- **Exercise objective**:
In duplicating the lines below, keep every word unchanged and drop the pictures.

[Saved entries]
--- START ---

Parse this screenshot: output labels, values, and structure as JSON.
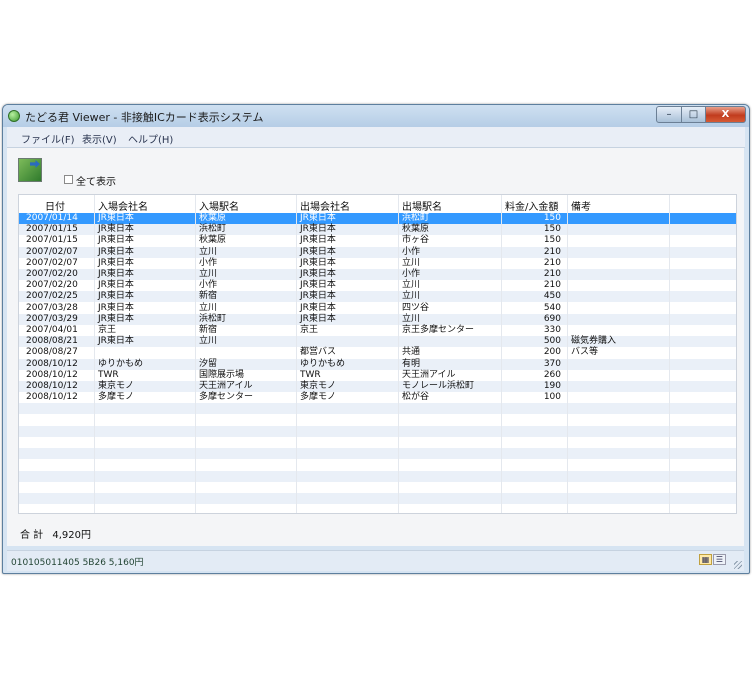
{
  "window": {
    "title": "たどる君 Viewer - 非接触ICカード表示システム",
    "min_glyph": "–",
    "max_glyph": "□",
    "close_glyph": "X"
  },
  "menu": {
    "items": [
      "ファイル(F)",
      "表示(V)",
      "ヘルプ(H)"
    ]
  },
  "toolbar": {
    "show_all_label": "全て表示"
  },
  "table": {
    "columns": [
      "日付",
      "入場会社名",
      "入場駅名",
      "出場会社名",
      "出場駅名",
      "料金/入金額",
      "備考"
    ],
    "rows": [
      [
        "2007/01/14",
        "JR東日本",
        "秋葉原",
        "JR東日本",
        "浜松町",
        "150",
        ""
      ],
      [
        "2007/01/15",
        "JR東日本",
        "浜松町",
        "JR東日本",
        "秋葉原",
        "150",
        ""
      ],
      [
        "2007/01/15",
        "JR東日本",
        "秋葉原",
        "JR東日本",
        "市ヶ谷",
        "150",
        ""
      ],
      [
        "2007/02/07",
        "JR東日本",
        "立川",
        "JR東日本",
        "小作",
        "210",
        ""
      ],
      [
        "2007/02/07",
        "JR東日本",
        "小作",
        "JR東日本",
        "立川",
        "210",
        ""
      ],
      [
        "2007/02/20",
        "JR東日本",
        "立川",
        "JR東日本",
        "小作",
        "210",
        ""
      ],
      [
        "2007/02/20",
        "JR東日本",
        "小作",
        "JR東日本",
        "立川",
        "210",
        ""
      ],
      [
        "2007/02/25",
        "JR東日本",
        "新宿",
        "JR東日本",
        "立川",
        "450",
        ""
      ],
      [
        "2007/03/28",
        "JR東日本",
        "立川",
        "JR東日本",
        "四ツ谷",
        "540",
        ""
      ],
      [
        "2007/03/29",
        "JR東日本",
        "浜松町",
        "JR東日本",
        "立川",
        "690",
        ""
      ],
      [
        "2007/04/01",
        "京王",
        "新宿",
        "京王",
        "京王多摩センター",
        "330",
        ""
      ],
      [
        "2008/08/21",
        "JR東日本",
        "立川",
        "",
        "",
        "500",
        "磁気券購入"
      ],
      [
        "2008/08/27",
        "",
        "",
        "都営バス",
        "共通",
        "200",
        "バス等"
      ],
      [
        "2008/10/12",
        "ゆりかもめ",
        "汐留",
        "ゆりかもめ",
        "有明",
        "370",
        ""
      ],
      [
        "2008/10/12",
        "TWR",
        "国際展示場",
        "TWR",
        "天王洲アイル",
        "260",
        ""
      ],
      [
        "2008/10/12",
        "東京モノ",
        "天王洲アイル",
        "東京モノ",
        "モノレール浜松町",
        "190",
        ""
      ],
      [
        "2008/10/12",
        "多摩モノ",
        "多摩センター",
        "多摩モノ",
        "松が谷",
        "100",
        ""
      ]
    ],
    "selected_row": 0
  },
  "summary": {
    "total_label": "合 計",
    "total_value": "4,920円"
  },
  "status": {
    "card_info": "010105011405 5B26    5,160円"
  },
  "colors": {
    "selection": "#3399ff",
    "title_bar": "#b5cde6",
    "close_button": "#c13c1e"
  }
}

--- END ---

- **Finished task**:
Parse this screenshot: output labels, values, and structure as JSON.
{
  "window": {
    "title": "たどる君 Viewer - 非接触ICカード表示システム",
    "min_glyph": "–",
    "max_glyph": "□",
    "close_glyph": "X"
  },
  "menu": {
    "items": [
      "ファイル(F)",
      "表示(V)",
      "ヘルプ(H)"
    ]
  },
  "toolbar": {
    "show_all_label": "全て表示"
  },
  "table": {
    "columns": [
      "日付",
      "入場会社名",
      "入場駅名",
      "出場会社名",
      "出場駅名",
      "料金/入金額",
      "備考"
    ],
    "rows": [
      [
        "2007/01/14",
        "JR東日本",
        "秋葉原",
        "JR東日本",
        "浜松町",
        "150",
        ""
      ],
      [
        "2007/01/15",
        "JR東日本",
        "浜松町",
        "JR東日本",
        "秋葉原",
        "150",
        ""
      ],
      [
        "2007/01/15",
        "JR東日本",
        "秋葉原",
        "JR東日本",
        "市ヶ谷",
        "150",
        ""
      ],
      [
        "2007/02/07",
        "JR東日本",
        "立川",
        "JR東日本",
        "小作",
        "210",
        ""
      ],
      [
        "2007/02/07",
        "JR東日本",
        "小作",
        "JR東日本",
        "立川",
        "210",
        ""
      ],
      [
        "2007/02/20",
        "JR東日本",
        "立川",
        "JR東日本",
        "小作",
        "210",
        ""
      ],
      [
        "2007/02/20",
        "JR東日本",
        "小作",
        "JR東日本",
        "立川",
        "210",
        ""
      ],
      [
        "2007/02/25",
        "JR東日本",
        "新宿",
        "JR東日本",
        "立川",
        "450",
        ""
      ],
      [
        "2007/03/28",
        "JR東日本",
        "立川",
        "JR東日本",
        "四ツ谷",
        "540",
        ""
      ],
      [
        "2007/03/29",
        "JR東日本",
        "浜松町",
        "JR東日本",
        "立川",
        "690",
        ""
      ],
      [
        "2007/04/01",
        "京王",
        "新宿",
        "京王",
        "京王多摩センター",
        "330",
        ""
      ],
      [
        "2008/08/21",
        "JR東日本",
        "立川",
        "",
        "",
        "500",
        "磁気券購入"
      ],
      [
        "2008/08/27",
        "",
        "",
        "都営バス",
        "共通",
        "200",
        "バス等"
      ],
      [
        "2008/10/12",
        "ゆりかもめ",
        "汐留",
        "ゆりかもめ",
        "有明",
        "370",
        ""
      ],
      [
        "2008/10/12",
        "TWR",
        "国際展示場",
        "TWR",
        "天王洲アイル",
        "260",
        ""
      ],
      [
        "2008/10/12",
        "東京モノ",
        "天王洲アイル",
        "東京モノ",
        "モノレール浜松町",
        "190",
        ""
      ],
      [
        "2008/10/12",
        "多摩モノ",
        "多摩センター",
        "多摩モノ",
        "松が谷",
        "100",
        ""
      ]
    ],
    "selected_row": 0
  },
  "summary": {
    "total_label": "合 計",
    "total_value": "4,920円"
  },
  "status": {
    "card_info": "010105011405 5B26    5,160円"
  },
  "colors": {
    "selection": "#3399ff",
    "title_bar": "#b5cde6",
    "close_button": "#c13c1e"
  }
}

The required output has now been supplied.